Most products that most people buy are made by giant global corporations. Buying globally enables you to focus your purchasing power by being part of a broader collective. In contrast to the argument that buying locally enables you to garner small victories, it is unlikely that those smaller victories really will in fact add up to meaningful social change in terms of environmental and social practices. It would be better to use your purchasing power to benefit those large global corporations who are utilizing good practices, than to divest from global corporations entirely. This will likely just mean that the corporations who cut the most costs—and, incidentally, are likely to have the worst environmental and social practices—are the only ones who will be able to afford to stay in business. It would be better to use our purchasing power to invest in these bad companies’ rivals, and ensure that the good companies outperform and ultimately drive out of business the bad ones.

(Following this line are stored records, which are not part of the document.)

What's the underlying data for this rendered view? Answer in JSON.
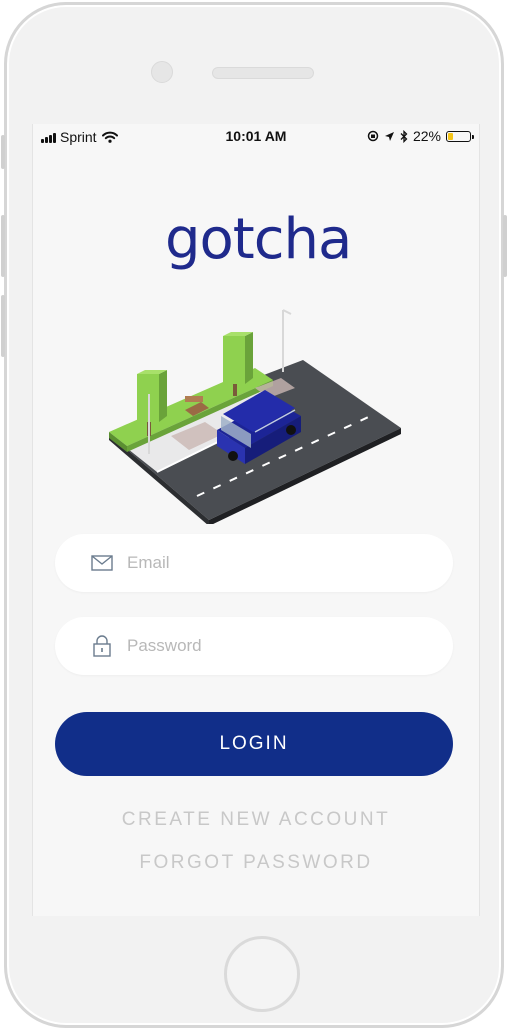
{
  "status_bar": {
    "carrier": "Sprint",
    "time": "10:01 AM",
    "battery_text": "22%",
    "battery_level": 0.22,
    "battery_color": "#f5c518",
    "icons": [
      "signal-icon",
      "wifi-icon",
      "rotation-lock-icon",
      "location-icon",
      "bluetooth-icon",
      "battery-icon"
    ]
  },
  "app": {
    "logo_text": "gotcha",
    "brand_color": "#1f2a8c",
    "illustration": "street-car-illustration"
  },
  "form": {
    "email_placeholder": "Email",
    "email_value": "",
    "email_icon": "envelope-icon",
    "password_placeholder": "Password",
    "password_value": "",
    "password_icon": "lock-icon",
    "login_label": "LOGIN",
    "login_color": "#112e89"
  },
  "links": {
    "create_account": "CREATE NEW ACCOUNT",
    "forgot_password": "FORGOT PASSWORD"
  }
}
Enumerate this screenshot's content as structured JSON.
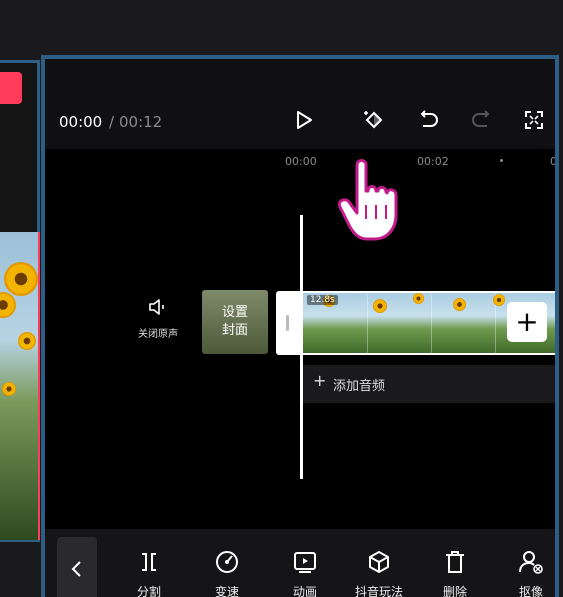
{
  "left_panel": {
    "badge_text": ""
  },
  "player": {
    "current_time": "00:00",
    "separator": "/",
    "total_time": "00:12"
  },
  "toolbar": {
    "icons": [
      "play-icon",
      "keyframe-icon",
      "undo-icon",
      "redo-icon",
      "fullscreen-icon"
    ]
  },
  "ruler": {
    "ticks": [
      "00:00",
      "00:02",
      "0"
    ]
  },
  "track": {
    "mute_label": "关闭原声",
    "cover_label": "设置封面",
    "clip_duration": "12.8s",
    "add_clip": "+"
  },
  "audio": {
    "plus": "+",
    "label": "添加音频"
  },
  "bottom_tools": [
    {
      "label": "分割",
      "icon": "split-icon"
    },
    {
      "label": "变速",
      "icon": "speed-icon"
    },
    {
      "label": "动画",
      "icon": "animation-icon"
    },
    {
      "label": "抖音玩法",
      "icon": "effects-cube-icon"
    },
    {
      "label": "删除",
      "icon": "delete-icon"
    },
    {
      "label": "抠像",
      "icon": "cutout-icon"
    }
  ],
  "colors": {
    "accent_red": "#ff3d5a",
    "frame_blue": "#2e5e86"
  }
}
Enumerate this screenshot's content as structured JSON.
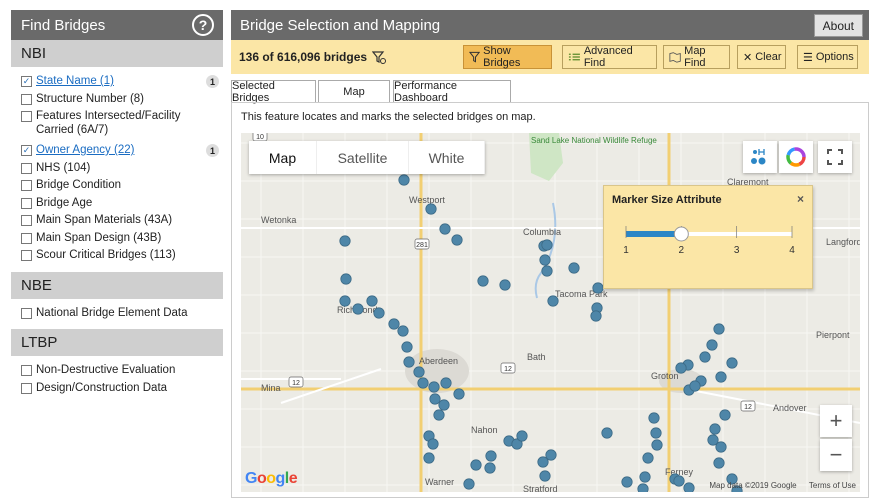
{
  "left": {
    "title": "Find Bridges",
    "help_icon": "?",
    "sections": [
      {
        "name": "NBI",
        "items": [
          {
            "label": "State Name (1)",
            "checked": true,
            "link": true,
            "badge": "1"
          },
          {
            "label": "Structure Number (8)",
            "checked": false
          },
          {
            "label": "Features Intersected/Facility Carried (6A/7)",
            "checked": false,
            "two_line": true
          },
          {
            "label": "Owner Agency (22)",
            "checked": true,
            "link": true,
            "badge": "1"
          },
          {
            "label": "NHS (104)",
            "checked": false
          },
          {
            "label": "Bridge Condition",
            "checked": false
          },
          {
            "label": "Bridge Age",
            "checked": false
          },
          {
            "label": "Main Span Materials (43A)",
            "checked": false
          },
          {
            "label": "Main Span Design (43B)",
            "checked": false
          },
          {
            "label": "Scour Critical Bridges (113)",
            "checked": false
          }
        ]
      },
      {
        "name": "NBE",
        "items": [
          {
            "label": "National Bridge Element Data",
            "checked": false
          }
        ]
      },
      {
        "name": "LTBP",
        "items": [
          {
            "label": "Non-Destructive Evaluation",
            "checked": false
          },
          {
            "label": "Design/Construction Data",
            "checked": false
          }
        ]
      }
    ]
  },
  "main": {
    "title": "Bridge Selection and Mapping",
    "about": "About",
    "count": "136 of 616,096 bridges",
    "buttons": {
      "show": "Show Bridges",
      "advanced": "Advanced Find",
      "mapfind": "Map Find",
      "clear": "Clear",
      "options": "Options"
    },
    "tabs": [
      "Selected Bridges",
      "Map",
      "Performance Dashboard"
    ],
    "selected_tab": "Map",
    "description": "This feature locates and marks the selected bridges on map.",
    "map_types": [
      "Map",
      "Satellite",
      "White"
    ],
    "popup": {
      "title": "Marker Size Attribute",
      "close": "×",
      "ticks": [
        "1",
        "2",
        "3",
        "4"
      ],
      "value": 2
    },
    "zoom_in": "+",
    "zoom_out": "−",
    "google": "Google",
    "map_data": "Map data ©2019 Google",
    "terms": "Terms of Use",
    "place_labels": [
      "Westport",
      "Wetonka",
      "Columbia",
      "Richmond",
      "Aberdeen",
      "Bath",
      "Mina",
      "Groton",
      "Nahon",
      "Warner",
      "Stratford",
      "Ferney",
      "Andover",
      "Pierpont",
      "Langford",
      "Claremont",
      "Tacoma Park",
      "Sand Lake National Wildlife Refuge"
    ],
    "road_labels": [
      "10",
      "281",
      "12",
      "12",
      "12",
      "10"
    ],
    "accent": "#2b86c6",
    "marker_color": "#4e86a8"
  }
}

Though this is a fun exercise, at the end of the day, I am not really sure that I agree with either of these sides. Ultimately, although I concur that we undoubtedly live in a consumer society, in which much of our citizenly duties that we are called upon to perform are played out in and through acts of consumption, I think the buy local/buy global debate reduces the complexities of consumer culture and consumer citizenship to individual acts of choice as opposed to a politics of consumption. Rather than thinking about ourselves as isolated and individual ethical actors, or even collective ones who get together with other people to purchase or to boycott, I think it would be better to politicize and debate this broader politics of consumption itself. How is it that we came to be a consumer society, where our individual choices at the supermarket were translated into an ethical politics? What are the benefits and drawbacks of seeing our consumption choices as ethical ones? Personally, I am more interested in debating the structural conditions that enable some folks to engage in this kind of ethical politics in the first place, as undoubtedly even the possibility to express one’s politics through the choice of “buy local vs. buy global” is bound up with a particular, privileged subject position. So, in part, I feel a bit cynical about this debate, and I wonder what other debates it might obfuscate, which, if we were to engage, might actually get us closer to achieving the kind of ethical goods to which the buy local/buy global debate aspires.”